*** Opening of Supplied material ***
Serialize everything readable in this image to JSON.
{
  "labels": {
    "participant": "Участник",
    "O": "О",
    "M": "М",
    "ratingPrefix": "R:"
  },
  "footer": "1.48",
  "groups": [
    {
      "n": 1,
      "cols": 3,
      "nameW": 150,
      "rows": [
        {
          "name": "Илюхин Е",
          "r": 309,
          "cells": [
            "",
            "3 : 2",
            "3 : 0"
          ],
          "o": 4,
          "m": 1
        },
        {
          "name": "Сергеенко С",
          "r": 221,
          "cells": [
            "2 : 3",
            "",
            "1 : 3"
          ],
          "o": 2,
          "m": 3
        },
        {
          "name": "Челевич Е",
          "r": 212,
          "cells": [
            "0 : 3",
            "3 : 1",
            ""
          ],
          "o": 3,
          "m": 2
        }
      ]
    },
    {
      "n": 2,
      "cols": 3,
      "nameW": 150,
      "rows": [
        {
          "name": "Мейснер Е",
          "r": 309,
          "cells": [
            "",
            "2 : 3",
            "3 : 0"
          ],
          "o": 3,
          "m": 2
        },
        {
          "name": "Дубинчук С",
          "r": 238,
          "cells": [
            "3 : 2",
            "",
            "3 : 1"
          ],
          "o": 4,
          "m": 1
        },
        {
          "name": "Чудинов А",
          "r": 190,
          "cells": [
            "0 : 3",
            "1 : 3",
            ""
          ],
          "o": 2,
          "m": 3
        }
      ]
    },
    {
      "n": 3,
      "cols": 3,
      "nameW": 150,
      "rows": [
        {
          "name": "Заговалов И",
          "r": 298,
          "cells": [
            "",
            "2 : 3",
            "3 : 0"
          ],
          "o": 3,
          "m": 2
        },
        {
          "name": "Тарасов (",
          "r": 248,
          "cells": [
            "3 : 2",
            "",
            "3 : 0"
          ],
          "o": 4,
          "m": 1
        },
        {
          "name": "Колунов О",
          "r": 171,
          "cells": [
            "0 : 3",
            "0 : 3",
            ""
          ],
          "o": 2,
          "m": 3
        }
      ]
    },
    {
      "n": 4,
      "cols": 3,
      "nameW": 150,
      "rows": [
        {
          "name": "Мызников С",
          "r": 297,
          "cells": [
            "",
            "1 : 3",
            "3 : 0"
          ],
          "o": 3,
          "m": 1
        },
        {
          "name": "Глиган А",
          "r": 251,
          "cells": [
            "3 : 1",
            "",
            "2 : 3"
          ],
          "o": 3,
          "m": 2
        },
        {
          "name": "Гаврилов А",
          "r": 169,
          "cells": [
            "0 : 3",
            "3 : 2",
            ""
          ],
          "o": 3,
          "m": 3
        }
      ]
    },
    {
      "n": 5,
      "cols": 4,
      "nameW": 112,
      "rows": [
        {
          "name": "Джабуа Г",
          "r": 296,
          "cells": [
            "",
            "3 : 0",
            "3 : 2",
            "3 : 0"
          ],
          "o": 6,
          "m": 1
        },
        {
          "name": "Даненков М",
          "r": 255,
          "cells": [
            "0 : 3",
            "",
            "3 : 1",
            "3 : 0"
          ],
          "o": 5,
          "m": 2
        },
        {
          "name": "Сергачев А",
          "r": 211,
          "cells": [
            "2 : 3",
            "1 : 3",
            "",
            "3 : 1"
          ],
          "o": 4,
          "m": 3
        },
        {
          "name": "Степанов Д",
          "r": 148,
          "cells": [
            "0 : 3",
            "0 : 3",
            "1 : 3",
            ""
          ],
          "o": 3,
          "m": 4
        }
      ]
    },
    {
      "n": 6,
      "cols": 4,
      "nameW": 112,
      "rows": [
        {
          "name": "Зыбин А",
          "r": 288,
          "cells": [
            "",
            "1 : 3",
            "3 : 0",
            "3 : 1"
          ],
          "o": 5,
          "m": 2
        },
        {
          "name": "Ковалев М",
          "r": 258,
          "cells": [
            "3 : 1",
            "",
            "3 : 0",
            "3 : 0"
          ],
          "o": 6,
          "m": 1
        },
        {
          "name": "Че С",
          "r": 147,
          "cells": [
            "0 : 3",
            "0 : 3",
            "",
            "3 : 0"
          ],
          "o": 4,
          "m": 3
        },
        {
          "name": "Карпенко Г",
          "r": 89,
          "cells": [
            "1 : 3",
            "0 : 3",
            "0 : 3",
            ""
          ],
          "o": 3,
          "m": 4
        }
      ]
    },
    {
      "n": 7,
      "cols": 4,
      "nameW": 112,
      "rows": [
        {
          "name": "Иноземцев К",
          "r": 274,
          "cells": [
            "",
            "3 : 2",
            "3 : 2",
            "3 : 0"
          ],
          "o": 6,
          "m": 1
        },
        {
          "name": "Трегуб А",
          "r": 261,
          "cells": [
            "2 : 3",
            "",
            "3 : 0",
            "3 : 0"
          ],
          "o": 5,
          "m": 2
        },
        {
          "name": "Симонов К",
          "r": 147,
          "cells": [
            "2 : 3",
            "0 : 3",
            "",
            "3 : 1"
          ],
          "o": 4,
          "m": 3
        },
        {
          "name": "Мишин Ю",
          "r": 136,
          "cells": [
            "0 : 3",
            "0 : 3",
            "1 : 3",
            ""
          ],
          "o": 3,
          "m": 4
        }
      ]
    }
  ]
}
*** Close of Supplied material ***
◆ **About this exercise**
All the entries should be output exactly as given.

◆ **Task response**
Serialize everything readable in this image to JSON.
{
  "labels": {
    "participant": "Участник",
    "O": "О",
    "M": "М",
    "ratingPrefix": "R:"
  },
  "footer": "1.48",
  "groups": [
    {
      "n": 1,
      "cols": 3,
      "nameW": 150,
      "rows": [
        {
          "name": "Илюхин Е",
          "r": 309,
          "cells": [
            "",
            "3 : 2",
            "3 : 0"
          ],
          "o": 4,
          "m": 1
        },
        {
          "name": "Сергеенко С",
          "r": 221,
          "cells": [
            "2 : 3",
            "",
            "1 : 3"
          ],
          "o": 2,
          "m": 3
        },
        {
          "name": "Челевич Е",
          "r": 212,
          "cells": [
            "0 : 3",
            "3 : 1",
            ""
          ],
          "o": 3,
          "m": 2
        }
      ]
    },
    {
      "n": 2,
      "cols": 3,
      "nameW": 150,
      "rows": [
        {
          "name": "Мейснер Е",
          "r": 309,
          "cells": [
            "",
            "2 : 3",
            "3 : 0"
          ],
          "o": 3,
          "m": 2
        },
        {
          "name": "Дубинчук С",
          "r": 238,
          "cells": [
            "3 : 2",
            "",
            "3 : 1"
          ],
          "o": 4,
          "m": 1
        },
        {
          "name": "Чудинов А",
          "r": 190,
          "cells": [
            "0 : 3",
            "1 : 3",
            ""
          ],
          "o": 2,
          "m": 3
        }
      ]
    },
    {
      "n": 3,
      "cols": 3,
      "nameW": 150,
      "rows": [
        {
          "name": "Заговалов И",
          "r": 298,
          "cells": [
            "",
            "2 : 3",
            "3 : 0"
          ],
          "o": 3,
          "m": 2
        },
        {
          "name": "Тарасов (",
          "r": 248,
          "cells": [
            "3 : 2",
            "",
            "3 : 0"
          ],
          "o": 4,
          "m": 1
        },
        {
          "name": "Колунов О",
          "r": 171,
          "cells": [
            "0 : 3",
            "0 : 3",
            ""
          ],
          "o": 2,
          "m": 3
        }
      ]
    },
    {
      "n": 4,
      "cols": 3,
      "nameW": 150,
      "rows": [
        {
          "name": "Мызников С",
          "r": 297,
          "cells": [
            "",
            "1 : 3",
            "3 : 0"
          ],
          "o": 3,
          "m": 1
        },
        {
          "name": "Глиган А",
          "r": 251,
          "cells": [
            "3 : 1",
            "",
            "2 : 3"
          ],
          "o": 3,
          "m": 2
        },
        {
          "name": "Гаврилов А",
          "r": 169,
          "cells": [
            "0 : 3",
            "3 : 2",
            ""
          ],
          "o": 3,
          "m": 3
        }
      ]
    },
    {
      "n": 5,
      "cols": 4,
      "nameW": 112,
      "rows": [
        {
          "name": "Джабуа Г",
          "r": 296,
          "cells": [
            "",
            "3 : 0",
            "3 : 2",
            "3 : 0"
          ],
          "o": 6,
          "m": 1
        },
        {
          "name": "Даненков М",
          "r": 255,
          "cells": [
            "0 : 3",
            "",
            "3 : 1",
            "3 : 0"
          ],
          "o": 5,
          "m": 2
        },
        {
          "name": "Сергачев А",
          "r": 211,
          "cells": [
            "2 : 3",
            "1 : 3",
            "",
            "3 : 1"
          ],
          "o": 4,
          "m": 3
        },
        {
          "name": "Степанов Д",
          "r": 148,
          "cells": [
            "0 : 3",
            "0 : 3",
            "1 : 3",
            ""
          ],
          "o": 3,
          "m": 4
        }
      ]
    },
    {
      "n": 6,
      "cols": 4,
      "nameW": 112,
      "rows": [
        {
          "name": "Зыбин А",
          "r": 288,
          "cells": [
            "",
            "1 : 3",
            "3 : 0",
            "3 : 1"
          ],
          "o": 5,
          "m": 2
        },
        {
          "name": "Ковалев М",
          "r": 258,
          "cells": [
            "3 : 1",
            "",
            "3 : 0",
            "3 : 0"
          ],
          "o": 6,
          "m": 1
        },
        {
          "name": "Че С",
          "r": 147,
          "cells": [
            "0 : 3",
            "0 : 3",
            "",
            "3 : 0"
          ],
          "o": 4,
          "m": 3
        },
        {
          "name": "Карпенко Г",
          "r": 89,
          "cells": [
            "1 : 3",
            "0 : 3",
            "0 : 3",
            ""
          ],
          "o": 3,
          "m": 4
        }
      ]
    },
    {
      "n": 7,
      "cols": 4,
      "nameW": 112,
      "rows": [
        {
          "name": "Иноземцев К",
          "r": 274,
          "cells": [
            "",
            "3 : 2",
            "3 : 2",
            "3 : 0"
          ],
          "o": 6,
          "m": 1
        },
        {
          "name": "Трегуб А",
          "r": 261,
          "cells": [
            "2 : 3",
            "",
            "3 : 0",
            "3 : 0"
          ],
          "o": 5,
          "m": 2
        },
        {
          "name": "Симонов К",
          "r": 147,
          "cells": [
            "2 : 3",
            "0 : 3",
            "",
            "3 : 1"
          ],
          "o": 4,
          "m": 3
        },
        {
          "name": "Мишин Ю",
          "r": 136,
          "cells": [
            "0 : 3",
            "0 : 3",
            "1 : 3",
            ""
          ],
          "o": 3,
          "m": 4
        }
      ]
    }
  ]
}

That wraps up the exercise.